So I was fascinated to read this post about a guy who got his hands on a completely new Robotron game, never-opened and still in its original box.
From whence did such an item emerge? An even crazier story: A warehouse in Vancouver of a former 80s amusements firm, which went extinct and left behind seven stories of mint, in-the-crate arcade and pinball games.
As Tony of The Arcade Blogger writes:
Read the rest
In 2006, someone stumbled across a warehouse in Gastown, Vancouver that had effectively been sealed shut in around 1983. I’m told the place was known to collectors, but the story of new games stacked floor to ceiling was regarded as an urban legend.
Looks great, but honestly it could use more Hawkguy. Read the rest
Here's the best way I can sum up this story: Yes, some NASA scientists are working on a design for a warp drive. No, that doesn't mean warp drives are real.
Warp drives — as a purely theoretical thing and/or science-fiction plot device — involve manipulating space-time to allow a spaceship to go faster than the speed of light.

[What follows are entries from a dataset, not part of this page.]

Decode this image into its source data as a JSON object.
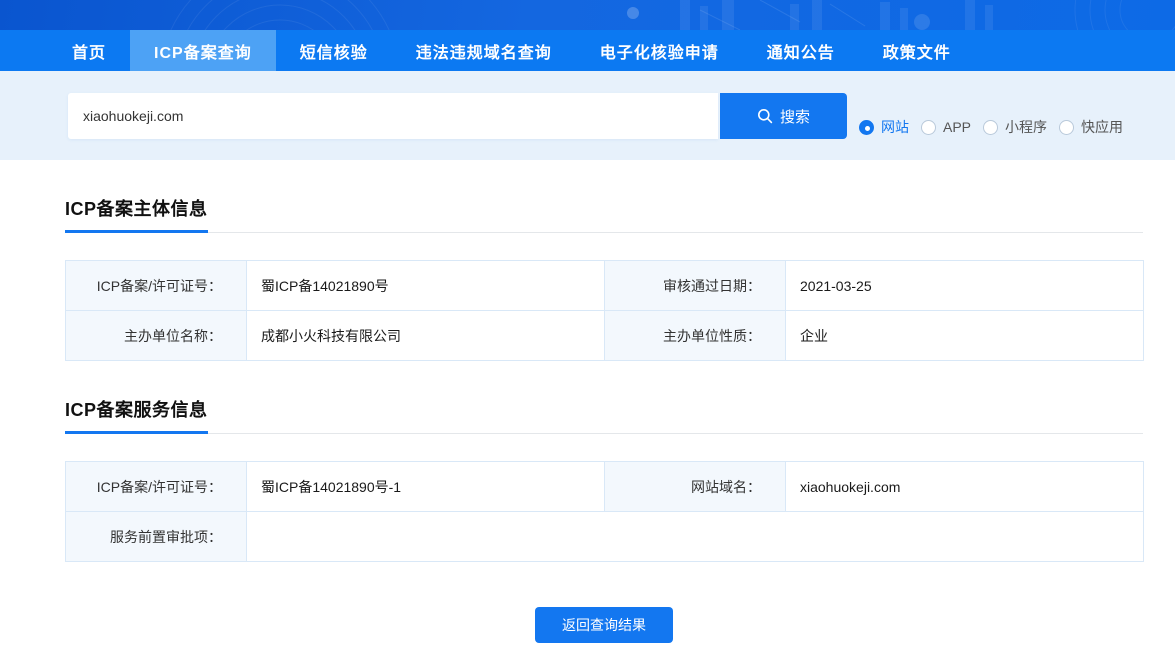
{
  "nav": {
    "items": [
      {
        "label": "首页",
        "active": false
      },
      {
        "label": "ICP备案查询",
        "active": true
      },
      {
        "label": "短信核验",
        "active": false
      },
      {
        "label": "违法违规域名查询",
        "active": false
      },
      {
        "label": "电子化核验申请",
        "active": false
      },
      {
        "label": "通知公告",
        "active": false
      },
      {
        "label": "政策文件",
        "active": false
      }
    ]
  },
  "search": {
    "input_value": "xiaohuokeji.com",
    "button_label": "搜索",
    "types": [
      {
        "label": "网站",
        "selected": true
      },
      {
        "label": "APP",
        "selected": false
      },
      {
        "label": "小程序",
        "selected": false
      },
      {
        "label": "快应用",
        "selected": false
      }
    ]
  },
  "subject": {
    "title": "ICP备案主体信息",
    "rows": [
      {
        "l1": "ICP备案/许可证号：",
        "v1": "蜀ICP备14021890号",
        "l2": "审核通过日期：",
        "v2": "2021-03-25"
      },
      {
        "l1": "主办单位名称：",
        "v1": "成都小火科技有限公司",
        "l2": "主办单位性质：",
        "v2": "企业"
      }
    ]
  },
  "service": {
    "title": "ICP备案服务信息",
    "rows": [
      {
        "l1": "ICP备案/许可证号：",
        "v1": "蜀ICP备14021890号-1",
        "l2": "网站域名：",
        "v2": "xiaohuokeji.com"
      },
      {
        "l1": "服务前置审批项：",
        "v1": ""
      }
    ]
  },
  "back_button": {
    "label": "返回查询结果"
  },
  "colors": {
    "accent": "#1377f0",
    "nav_bar": "#0c79f2",
    "active_tab": "#4da2f5",
    "banner": "#0d63dd",
    "search_bg": "#e7f1fb",
    "label_cell_bg": "#f3f8fd",
    "table_border": "#d9e8f7"
  }
}
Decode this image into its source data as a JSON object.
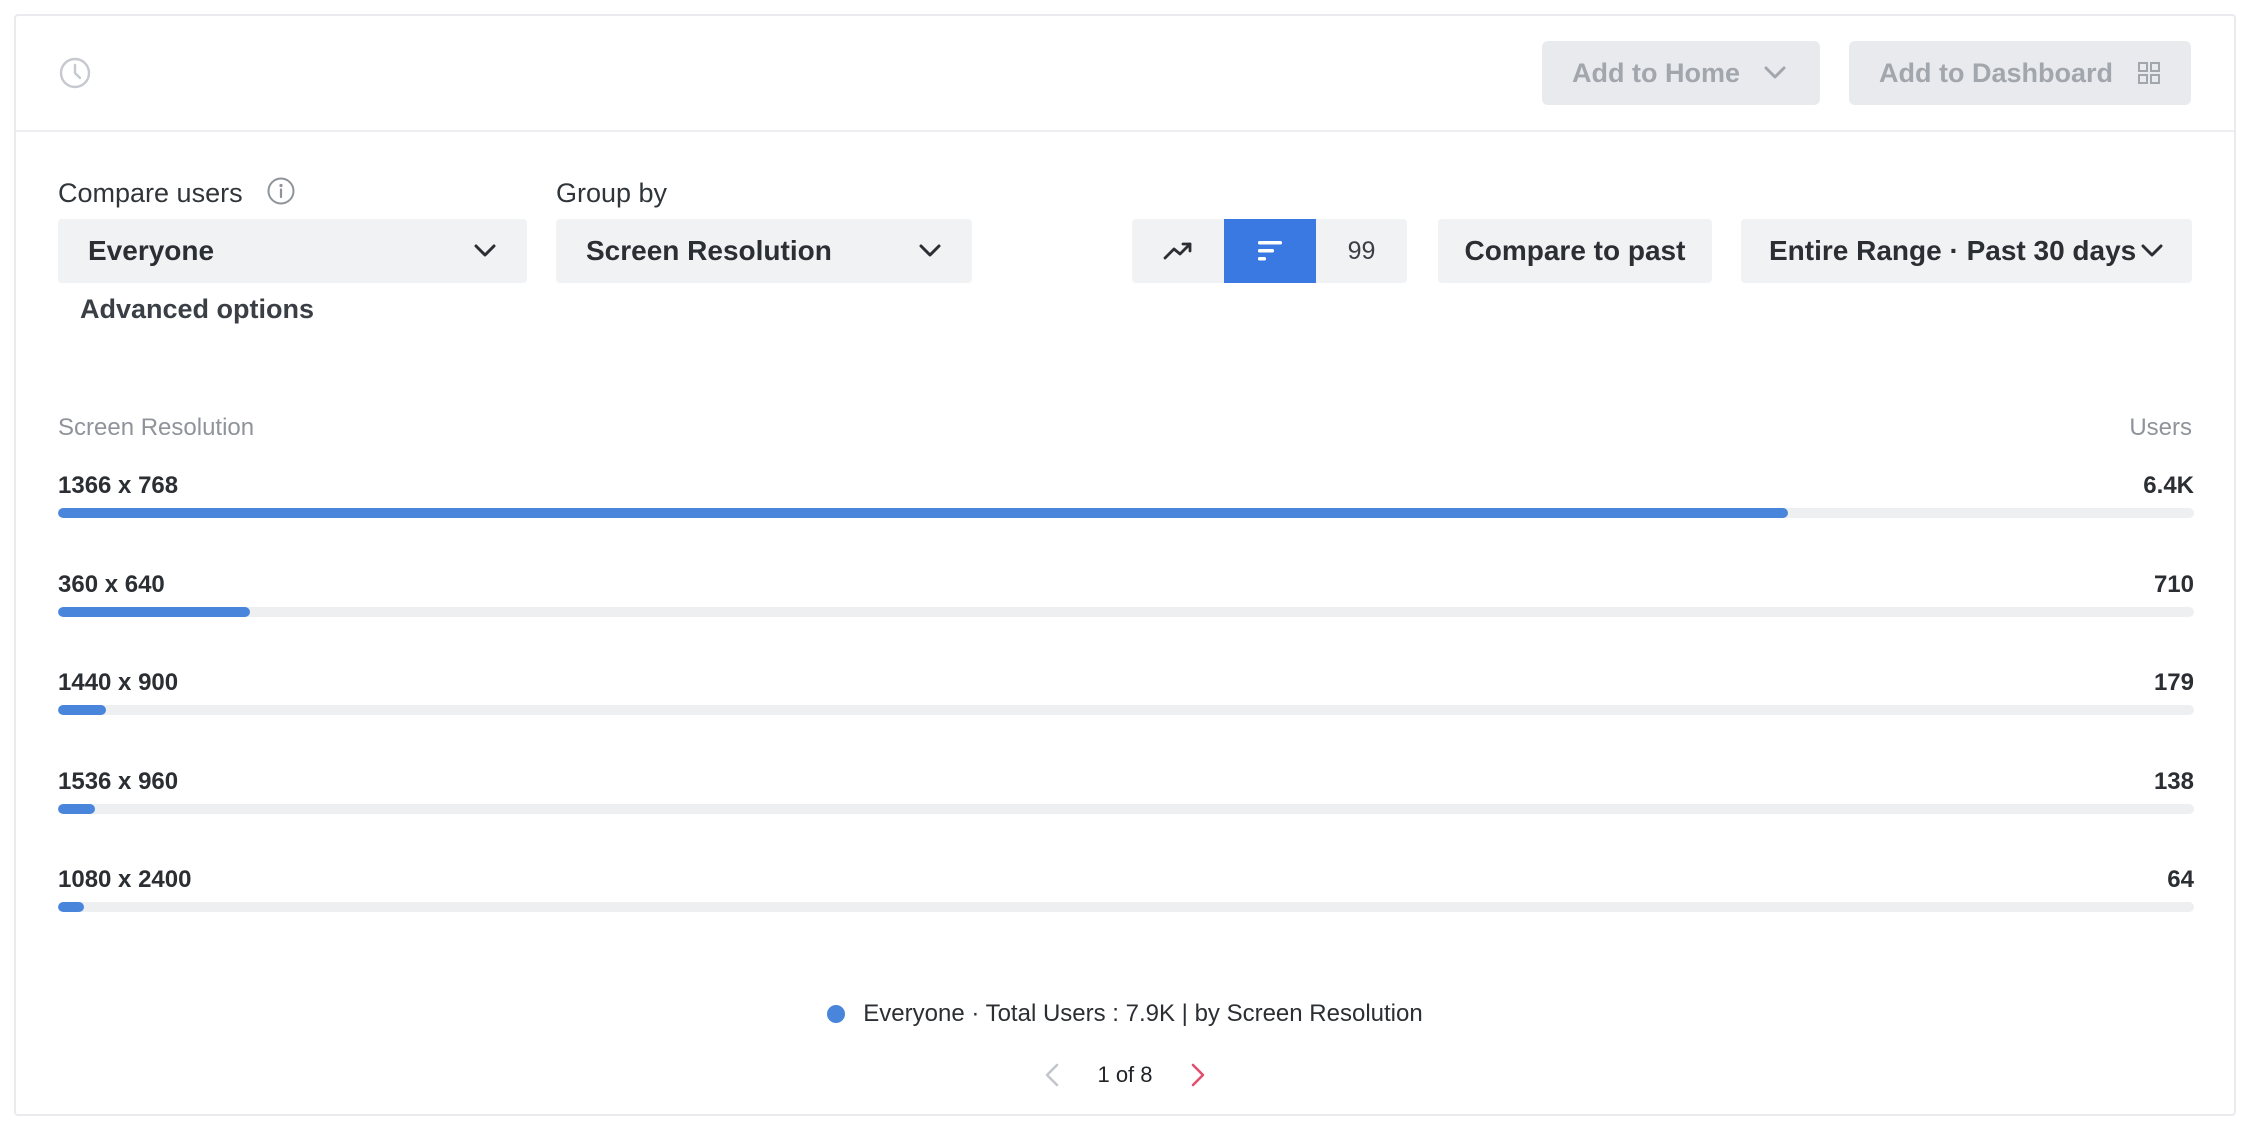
{
  "toolbar": {
    "add_to_home_label": "Add to Home",
    "add_to_dashboard_label": "Add to Dashboard"
  },
  "controls": {
    "compare_users_label": "Compare users",
    "compare_users_value": "Everyone",
    "group_by_label": "Group by",
    "group_by_value": "Screen Resolution",
    "advanced_options_label": "Advanced options",
    "row_limit_value": "99",
    "compare_to_past_label": "Compare to past",
    "date_range_value": "Entire Range · Past 30 days",
    "selected_view": "bar"
  },
  "table": {
    "left_header": "Screen Resolution",
    "right_header": "Users"
  },
  "chart_data": {
    "type": "bar",
    "orientation": "horizontal",
    "categories": [
      "1366 x 768",
      "360 x 640",
      "1440 x 900",
      "1536 x 960",
      "1080 x 2400"
    ],
    "values": [
      6400,
      710,
      179,
      138,
      64
    ],
    "value_labels": [
      "6.4K",
      "710",
      "179",
      "138",
      "64"
    ],
    "xlabel": "Users",
    "ylabel": "Screen Resolution",
    "xlim": [
      0,
      7900
    ],
    "series": [
      {
        "name": "Everyone",
        "color": "#4a85dc"
      }
    ]
  },
  "legend": {
    "text": "Everyone · Total Users : 7.9K | by Screen Resolution",
    "dot_color": "#4a85dc"
  },
  "pagination": {
    "text": "1 of 8",
    "prev_color": "#c3c6ca",
    "next_color": "#e0506e"
  },
  "colors": {
    "accent": "#3a79e2",
    "bar": "#4a85dc"
  }
}
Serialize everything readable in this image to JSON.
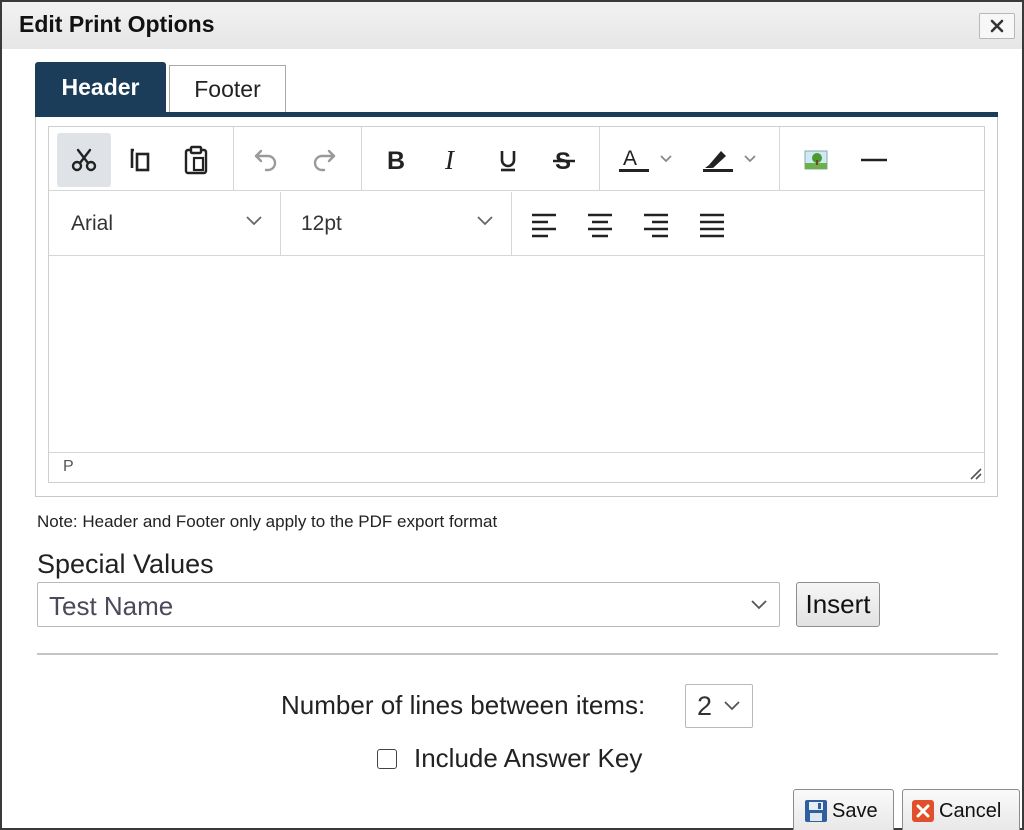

It's basically loophole that would allow you to get around those pesky laws of physics. Swiss bank account:taxes::Warp drives:speed of light. You get the picture.
Harold White of NASA’s Johnson Space Center is currently leading an effort to design a warp drive space ship. But, as Amy Teitel explains in a story for Vice's Motherboard, the fact that this is happening does not necessarily mean a real working warp drive is possible. It's more about the fact that NASA is partly in the business of letting really smart people try things that are kind of crazy and unlikely, if they can back up the idea with a reasonably plausible hypothesis. Speculative research is a thing that happens.
Read the rest
The problem is that breaking the light barrier isn’t at all like breaking the sound barrier. The sound barrier–properly, the aerodynamic effects of pressure waves interacting with a body as it approaches the speed of sound–was broken with a cleverly engineered aircraft and an at-the-time state of the art rocket engine.
Bell’s X-1 was, importantly, a physical aircraft made of matter, not made of sound. But the atoms and molecules that make up all matter are connected by electromagnetic fields, and that’s the same stuff that light is made of.